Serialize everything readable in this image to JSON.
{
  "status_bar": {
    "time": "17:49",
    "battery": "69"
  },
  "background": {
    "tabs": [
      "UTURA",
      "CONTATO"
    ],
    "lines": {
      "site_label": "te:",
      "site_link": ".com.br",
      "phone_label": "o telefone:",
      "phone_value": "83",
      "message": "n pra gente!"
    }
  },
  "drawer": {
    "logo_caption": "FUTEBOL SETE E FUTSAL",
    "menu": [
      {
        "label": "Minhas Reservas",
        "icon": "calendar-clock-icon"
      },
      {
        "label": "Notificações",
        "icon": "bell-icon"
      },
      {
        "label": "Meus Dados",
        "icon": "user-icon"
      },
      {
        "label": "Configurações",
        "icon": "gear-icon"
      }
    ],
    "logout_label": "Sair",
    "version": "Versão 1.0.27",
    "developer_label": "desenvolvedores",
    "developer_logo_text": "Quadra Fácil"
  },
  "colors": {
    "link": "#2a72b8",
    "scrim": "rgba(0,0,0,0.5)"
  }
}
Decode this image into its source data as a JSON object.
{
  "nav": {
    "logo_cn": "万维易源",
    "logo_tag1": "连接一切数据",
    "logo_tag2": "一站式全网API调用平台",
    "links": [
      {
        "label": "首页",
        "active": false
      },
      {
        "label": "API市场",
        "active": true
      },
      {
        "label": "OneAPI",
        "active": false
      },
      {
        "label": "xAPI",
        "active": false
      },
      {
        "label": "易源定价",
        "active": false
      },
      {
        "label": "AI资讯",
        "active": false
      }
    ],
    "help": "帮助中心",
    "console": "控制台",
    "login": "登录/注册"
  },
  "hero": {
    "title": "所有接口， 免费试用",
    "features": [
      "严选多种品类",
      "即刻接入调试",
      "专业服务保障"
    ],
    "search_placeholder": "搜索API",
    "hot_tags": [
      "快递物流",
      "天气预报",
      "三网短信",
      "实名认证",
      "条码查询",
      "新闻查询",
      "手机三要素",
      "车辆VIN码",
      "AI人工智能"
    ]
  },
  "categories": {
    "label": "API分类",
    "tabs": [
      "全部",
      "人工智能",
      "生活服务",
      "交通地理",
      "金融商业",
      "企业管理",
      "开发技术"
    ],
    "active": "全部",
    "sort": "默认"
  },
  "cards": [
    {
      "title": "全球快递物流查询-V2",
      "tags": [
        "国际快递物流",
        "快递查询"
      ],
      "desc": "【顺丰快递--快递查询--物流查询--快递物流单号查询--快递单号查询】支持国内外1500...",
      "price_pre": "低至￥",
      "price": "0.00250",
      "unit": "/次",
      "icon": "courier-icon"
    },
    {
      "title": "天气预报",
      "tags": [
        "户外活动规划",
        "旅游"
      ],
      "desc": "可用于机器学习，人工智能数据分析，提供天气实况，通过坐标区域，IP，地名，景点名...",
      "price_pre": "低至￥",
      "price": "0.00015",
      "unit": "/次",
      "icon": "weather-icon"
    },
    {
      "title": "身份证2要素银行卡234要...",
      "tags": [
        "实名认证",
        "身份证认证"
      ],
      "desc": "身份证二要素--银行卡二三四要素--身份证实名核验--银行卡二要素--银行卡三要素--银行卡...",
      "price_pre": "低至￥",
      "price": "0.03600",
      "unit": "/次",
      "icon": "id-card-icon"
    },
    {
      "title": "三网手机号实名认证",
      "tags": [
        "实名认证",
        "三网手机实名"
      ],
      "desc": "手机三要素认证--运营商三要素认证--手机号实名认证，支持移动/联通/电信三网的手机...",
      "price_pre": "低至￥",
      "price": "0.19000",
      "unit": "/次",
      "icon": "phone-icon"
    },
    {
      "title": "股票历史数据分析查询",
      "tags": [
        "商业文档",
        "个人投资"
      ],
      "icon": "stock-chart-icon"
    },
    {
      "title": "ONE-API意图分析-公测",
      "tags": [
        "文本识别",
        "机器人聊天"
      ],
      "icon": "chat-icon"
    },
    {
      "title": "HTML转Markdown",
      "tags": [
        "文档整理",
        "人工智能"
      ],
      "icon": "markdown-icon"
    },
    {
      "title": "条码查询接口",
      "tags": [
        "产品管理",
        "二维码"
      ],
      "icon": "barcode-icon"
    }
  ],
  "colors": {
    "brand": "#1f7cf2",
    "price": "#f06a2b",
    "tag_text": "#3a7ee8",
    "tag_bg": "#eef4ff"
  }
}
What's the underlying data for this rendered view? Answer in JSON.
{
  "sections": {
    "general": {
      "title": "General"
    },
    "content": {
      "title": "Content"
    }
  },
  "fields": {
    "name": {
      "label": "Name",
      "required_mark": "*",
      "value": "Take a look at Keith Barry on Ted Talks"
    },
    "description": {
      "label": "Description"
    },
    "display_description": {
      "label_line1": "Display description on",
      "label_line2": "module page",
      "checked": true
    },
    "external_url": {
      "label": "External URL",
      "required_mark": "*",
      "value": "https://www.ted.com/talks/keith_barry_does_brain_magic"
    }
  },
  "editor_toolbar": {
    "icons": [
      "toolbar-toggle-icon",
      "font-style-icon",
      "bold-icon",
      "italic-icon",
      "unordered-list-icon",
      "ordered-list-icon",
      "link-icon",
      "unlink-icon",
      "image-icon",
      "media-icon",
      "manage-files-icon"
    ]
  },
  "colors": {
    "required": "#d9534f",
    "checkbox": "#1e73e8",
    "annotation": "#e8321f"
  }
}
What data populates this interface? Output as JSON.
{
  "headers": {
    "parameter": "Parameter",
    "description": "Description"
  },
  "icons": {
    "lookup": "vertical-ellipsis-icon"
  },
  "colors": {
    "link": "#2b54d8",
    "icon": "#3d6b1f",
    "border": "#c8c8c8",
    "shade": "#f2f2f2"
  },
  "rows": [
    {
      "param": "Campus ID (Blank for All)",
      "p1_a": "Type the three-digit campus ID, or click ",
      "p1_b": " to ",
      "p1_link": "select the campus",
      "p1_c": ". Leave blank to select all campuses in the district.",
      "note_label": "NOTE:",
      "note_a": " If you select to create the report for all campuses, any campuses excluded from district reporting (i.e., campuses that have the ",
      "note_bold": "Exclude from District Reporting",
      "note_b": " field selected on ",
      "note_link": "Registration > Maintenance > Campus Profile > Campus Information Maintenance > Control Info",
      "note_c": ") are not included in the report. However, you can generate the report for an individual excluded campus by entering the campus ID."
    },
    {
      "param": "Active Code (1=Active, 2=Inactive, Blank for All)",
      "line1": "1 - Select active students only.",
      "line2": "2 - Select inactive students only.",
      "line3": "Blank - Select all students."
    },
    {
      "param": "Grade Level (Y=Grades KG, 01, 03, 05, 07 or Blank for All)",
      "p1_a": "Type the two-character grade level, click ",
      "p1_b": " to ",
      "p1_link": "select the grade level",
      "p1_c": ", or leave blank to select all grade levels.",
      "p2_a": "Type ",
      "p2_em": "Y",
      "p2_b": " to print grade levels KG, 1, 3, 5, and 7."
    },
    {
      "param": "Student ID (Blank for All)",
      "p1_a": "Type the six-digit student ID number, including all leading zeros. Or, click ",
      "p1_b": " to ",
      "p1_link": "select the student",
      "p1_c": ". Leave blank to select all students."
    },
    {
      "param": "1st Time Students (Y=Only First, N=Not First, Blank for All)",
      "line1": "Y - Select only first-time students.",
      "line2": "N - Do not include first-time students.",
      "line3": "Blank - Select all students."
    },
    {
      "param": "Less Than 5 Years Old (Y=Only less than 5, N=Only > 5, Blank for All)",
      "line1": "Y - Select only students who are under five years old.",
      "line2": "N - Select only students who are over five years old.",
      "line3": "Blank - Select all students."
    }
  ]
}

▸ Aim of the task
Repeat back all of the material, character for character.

▸ Exercise solution
Serialize everything readable in this image to JSON.
{
  "status_bar": {
    "time": "17:49",
    "battery": "69"
  },
  "background": {
    "tabs": [
      "UTURA",
      "CONTATO"
    ],
    "lines": {
      "site_label": "te:",
      "site_link": ".com.br",
      "phone_label": "o telefone:",
      "phone_value": "83",
      "message": "n pra gente!"
    }
  },
  "drawer": {
    "logo_caption": "FUTEBOL SETE E FUTSAL",
    "menu": [
      {
        "label": "Minhas Reservas",
        "icon": "calendar-clock-icon"
      },
      {
        "label": "Notificações",
        "icon": "bell-icon"
      },
      {
        "label": "Meus Dados",
        "icon": "user-icon"
      },
      {
        "label": "Configurações",
        "icon": "gear-icon"
      }
    ],
    "logout_label": "Sair",
    "version": "Versão 1.0.27",
    "developer_label": "desenvolvedores",
    "developer_logo_text": "Quadra Fácil"
  },
  "colors": {
    "link": "#2a72b8",
    "scrim": "rgba(0,0,0,0.5)"
  }
}
Decode this image into its source data as a JSON object.
{
  "nav": {
    "logo_cn": "万维易源",
    "logo_tag1": "连接一切数据",
    "logo_tag2": "一站式全网API调用平台",
    "links": [
      {
        "label": "首页",
        "active": false
      },
      {
        "label": "API市场",
        "active": true
      },
      {
        "label": "OneAPI",
        "active": false
      },
      {
        "label": "xAPI",
        "active": false
      },
      {
        "label": "易源定价",
        "active": false
      },
      {
        "label": "AI资讯",
        "active": false
      }
    ],
    "help": "帮助中心",
    "console": "控制台",
    "login": "登录/注册"
  },
  "hero": {
    "title": "所有接口， 免费试用",
    "features": [
      "严选多种品类",
      "即刻接入调试",
      "专业服务保障"
    ],
    "search_placeholder": "搜索API",
    "hot_tags": [
      "快递物流",
      "天气预报",
      "三网短信",
      "实名认证",
      "条码查询",
      "新闻查询",
      "手机三要素",
      "车辆VIN码",
      "AI人工智能"
    ]
  },
  "categories": {
    "label": "API分类",
    "tabs": [
      "全部",
      "人工智能",
      "生活服务",
      "交通地理",
      "金融商业",
      "企业管理",
      "开发技术"
    ],
    "active": "全部",
    "sort": "默认"
  },
  "cards": [
    {
      "title": "全球快递物流查询-V2",
      "tags": [
        "国际快递物流",
        "快递查询"
      ],
      "desc": "【顺丰快递--快递查询--物流查询--快递物流单号查询--快递单号查询】支持国内外1500...",
      "price_pre": "低至￥",
      "price": "0.00250",
      "unit": "/次",
      "icon": "courier-icon"
    },
    {
      "title": "天气预报",
      "tags": [
        "户外活动规划",
        "旅游"
      ],
      "desc": "可用于机器学习，人工智能数据分析，提供天气实况，通过坐标区域，IP，地名，景点名...",
      "price_pre": "低至￥",
      "price": "0.00015",
      "unit": "/次",
      "icon": "weather-icon"
    },
    {
      "title": "身份证2要素银行卡234要...",
      "tags": [
        "实名认证",
        "身份证认证"
      ],
      "desc": "身份证二要素--银行卡二三四要素--身份证实名核验--银行卡二要素--银行卡三要素--银行卡...",
      "price_pre": "低至￥",
      "price": "0.03600",
      "unit": "/次",
      "icon": "id-card-icon"
    },
    {
      "title": "三网手机号实名认证",
      "tags": [
        "实名认证",
        "三网手机实名"
      ],
      "desc": "手机三要素认证--运营商三要素认证--手机号实名认证，支持移动/联通/电信三网的手机...",
      "price_pre": "低至￥",
      "price": "0.19000",
      "unit": "/次",
      "icon": "phone-icon"
    },
    {
      "title": "股票历史数据分析查询",
      "tags": [
        "商业文档",
        "个人投资"
      ],
      "icon": "stock-chart-icon"
    },
    {
      "title": "ONE-API意图分析-公测",
      "tags": [
        "文本识别",
        "机器人聊天"
      ],
      "icon": "chat-icon"
    },
    {
      "title": "HTML转Markdown",
      "tags": [
        "文档整理",
        "人工智能"
      ],
      "icon": "markdown-icon"
    },
    {
      "title": "条码查询接口",
      "tags": [
        "产品管理",
        "二维码"
      ],
      "icon": "barcode-icon"
    }
  ],
  "colors": {
    "brand": "#1f7cf2",
    "price": "#f06a2b",
    "tag_text": "#3a7ee8",
    "tag_bg": "#eef4ff"
  }
}
What's the underlying data for this rendered view? Answer in JSON.
{
  "sections": {
    "general": {
      "title": "General"
    },
    "content": {
      "title": "Content"
    }
  },
  "fields": {
    "name": {
      "label": "Name",
      "required_mark": "*",
      "value": "Take a look at Keith Barry on Ted Talks"
    },
    "description": {
      "label": "Description"
    },
    "display_description": {
      "label_line1": "Display description on",
      "label_line2": "module page",
      "checked": true
    },
    "external_url": {
      "label": "External URL",
      "required_mark": "*",
      "value": "https://www.ted.com/talks/keith_barry_does_brain_magic"
    }
  },
  "editor_toolbar": {
    "icons": [
      "toolbar-toggle-icon",
      "font-style-icon",
      "bold-icon",
      "italic-icon",
      "unordered-list-icon",
      "ordered-list-icon",
      "link-icon",
      "unlink-icon",
      "image-icon",
      "media-icon",
      "manage-files-icon"
    ]
  },
  "colors": {
    "required": "#d9534f",
    "checkbox": "#1e73e8",
    "annotation": "#e8321f"
  }
}
What data populates this interface? Output as JSON.
{
  "headers": {
    "parameter": "Parameter",
    "description": "Description"
  },
  "icons": {
    "lookup": "vertical-ellipsis-icon"
  },
  "colors": {
    "link": "#2b54d8",
    "icon": "#3d6b1f",
    "border": "#c8c8c8",
    "shade": "#f2f2f2"
  },
  "rows": [
    {
      "param": "Campus ID (Blank for All)",
      "p1_a": "Type the three-digit campus ID, or click ",
      "p1_b": " to ",
      "p1_link": "select the campus",
      "p1_c": ". Leave blank to select all campuses in the district.",
      "note_label": "NOTE:",
      "note_a": " If you select to create the report for all campuses, any campuses excluded from district reporting (i.e., campuses that have the ",
      "note_bold": "Exclude from District Reporting",
      "note_b": " field selected on ",
      "note_link": "Registration > Maintenance > Campus Profile > Campus Information Maintenance > Control Info",
      "note_c": ") are not included in the report. However, you can generate the report for an individual excluded campus by entering the campus ID."
    },
    {
      "param": "Active Code (1=Active, 2=Inactive, Blank for All)",
      "line1": "1 - Select active students only.",
      "line2": "2 - Select inactive students only.",
      "line3": "Blank - Select all students."
    },
    {
      "param": "Grade Level (Y=Grades KG, 01, 03, 05, 07 or Blank for All)",
      "p1_a": "Type the two-character grade level, click ",
      "p1_b": " to ",
      "p1_link": "select the grade level",
      "p1_c": ", or leave blank to select all grade levels.",
      "p2_a": "Type ",
      "p2_em": "Y",
      "p2_b": " to print grade levels KG, 1, 3, 5, and 7."
    },
    {
      "param": "Student ID (Blank for All)",
      "p1_a": "Type the six-digit student ID number, including all leading zeros. Or, click ",
      "p1_b": " to ",
      "p1_link": "select the student",
      "p1_c": ". Leave blank to select all students."
    },
    {
      "param": "1st Time Students (Y=Only First, N=Not First, Blank for All)",
      "line1": "Y - Select only first-time students.",
      "line2": "N - Do not include first-time students.",
      "line3": "Blank - Select all students."
    },
    {
      "param": "Less Than 5 Years Old (Y=Only less than 5, N=Only > 5, Blank for All)",
      "line1": "Y - Select only students who are under five years old.",
      "line2": "N - Select only students who are over five years old.",
      "line3": "Blank - Select all students."
    }
  ]
}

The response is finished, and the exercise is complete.